Mulling over Martin Lang’s essay about the harm learning to draw does to “art” students this morning, it occurred to me that he genuinely has no use for drawing; I believe it does nothing for him because, I surmise, he does not, as an “artist”, inhabit the visual world. I think that anyone who does, anyone who takes keen joy not only in sex, for example, but in its potential visual beauty, or of humanity in general, or of the heartbreaking gorgeousness of certain landscapes, will want to immerse him or herself in the marvel of it all, will want to co-create, will, in short, want to be an artist. Neo-mods lack artistic vision because, in the most physical way, they have no interest in vision.

Marlen Tapia Mendo - Madrid, Spain

I find it Ironic that neo-mods say we (realists) are “missing so much” by rejecting conceptualism and other strains of neo-modernism, yet the presenters of the stuff seem to willfully distance themselves from the wonder of the visual world of painting and drawing in which, in any excellent single work, new things are continuously revealed.
When the early modernists painted, they (most of them) lived in the visual world. By the time Greenberg was done with it, prescribing first the lack of content, then the lack of painterly or graphic interest - say around the time of Frank Stella and Judd - the visual world had been solidly left behind and, from then on, modernism became neo-modernism and took no concern in what had been and continued to be, for the rest of the world, art.
What I - and I think many others - have always misunderstood and have been trying to find in neo-modernist painting - a minimalist canvas for example - is some kind of corollary between the two worlds: a satisfying visual experience.

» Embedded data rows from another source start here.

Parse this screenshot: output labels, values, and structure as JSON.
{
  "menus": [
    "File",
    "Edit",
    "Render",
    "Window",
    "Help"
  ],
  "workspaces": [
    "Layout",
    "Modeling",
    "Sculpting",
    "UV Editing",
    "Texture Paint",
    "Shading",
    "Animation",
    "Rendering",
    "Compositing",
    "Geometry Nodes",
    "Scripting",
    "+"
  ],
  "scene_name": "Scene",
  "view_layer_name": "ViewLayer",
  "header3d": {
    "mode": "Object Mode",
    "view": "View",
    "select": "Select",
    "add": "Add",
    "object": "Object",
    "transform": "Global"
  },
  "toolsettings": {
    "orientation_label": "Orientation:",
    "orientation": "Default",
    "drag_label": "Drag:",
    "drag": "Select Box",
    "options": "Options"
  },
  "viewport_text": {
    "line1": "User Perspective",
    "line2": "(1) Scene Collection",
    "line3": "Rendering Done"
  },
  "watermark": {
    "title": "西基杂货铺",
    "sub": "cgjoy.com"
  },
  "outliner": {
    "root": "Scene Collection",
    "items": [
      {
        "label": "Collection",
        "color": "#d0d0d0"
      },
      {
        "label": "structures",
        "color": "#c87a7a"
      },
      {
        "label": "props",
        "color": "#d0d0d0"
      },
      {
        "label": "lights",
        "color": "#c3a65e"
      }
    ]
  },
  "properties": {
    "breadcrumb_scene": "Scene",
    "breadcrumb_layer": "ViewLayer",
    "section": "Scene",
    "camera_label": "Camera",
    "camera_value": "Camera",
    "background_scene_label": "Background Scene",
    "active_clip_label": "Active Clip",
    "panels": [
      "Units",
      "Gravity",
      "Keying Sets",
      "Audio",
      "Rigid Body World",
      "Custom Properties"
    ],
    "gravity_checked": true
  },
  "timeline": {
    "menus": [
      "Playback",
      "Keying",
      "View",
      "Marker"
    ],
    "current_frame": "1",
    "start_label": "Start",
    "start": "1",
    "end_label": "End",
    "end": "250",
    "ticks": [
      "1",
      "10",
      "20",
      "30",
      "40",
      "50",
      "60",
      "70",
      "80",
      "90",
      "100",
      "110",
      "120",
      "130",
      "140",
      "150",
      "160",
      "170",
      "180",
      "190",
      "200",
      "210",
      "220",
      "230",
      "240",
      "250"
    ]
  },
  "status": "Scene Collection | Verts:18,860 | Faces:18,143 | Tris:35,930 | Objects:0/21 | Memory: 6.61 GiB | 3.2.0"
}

However there is none to be had, and I don’t believe any was ever intended in most, if not all of it.
Neo-mods revel in displays of cheap pornography and crude sexual totems - more or less a display to my mind, that says merely, “I, yes I ! The ARTIST, have been influenced by The MEDIA !" But more than influenced, they seem victimized by it. For all its sexual content, there is never anything sensual to be found, not even I find, in the open displays of nudity so popular among feminist minded presenters (no slight to feminism, as my thinking goes that way).
Marcel Duchamp's work sometimes takes joy in the visual - his wine bottle for example (almost sentimental by God!) whether he wanted it to or not; because, I think, he was rooted in the visual world, having become a competent painter himself in his youth. I want to touch it when I see it, as I do with a good painting (though for very different reasons). Let alone not want to touch, I never, never want to be in the same room with the sordid displays of truck tires, engine blocks and over sized penises that I’ve seen in articles and museums. And there is little different between the truck tire and a museum display of pornography. They are merely things, like the rocks and tree branches and cheap clocks neo-mods are so fond of. You can be sure that whatever the presenter of such objects wants you to THINK about the things, those in search of a visual understanding of them will never find it.


PART - 2 Podcast

Interview with John Lukacs

Many of you know that my friend and step-father of one of my closest friends Charles Segal died last week.  I already miss him. A few mont...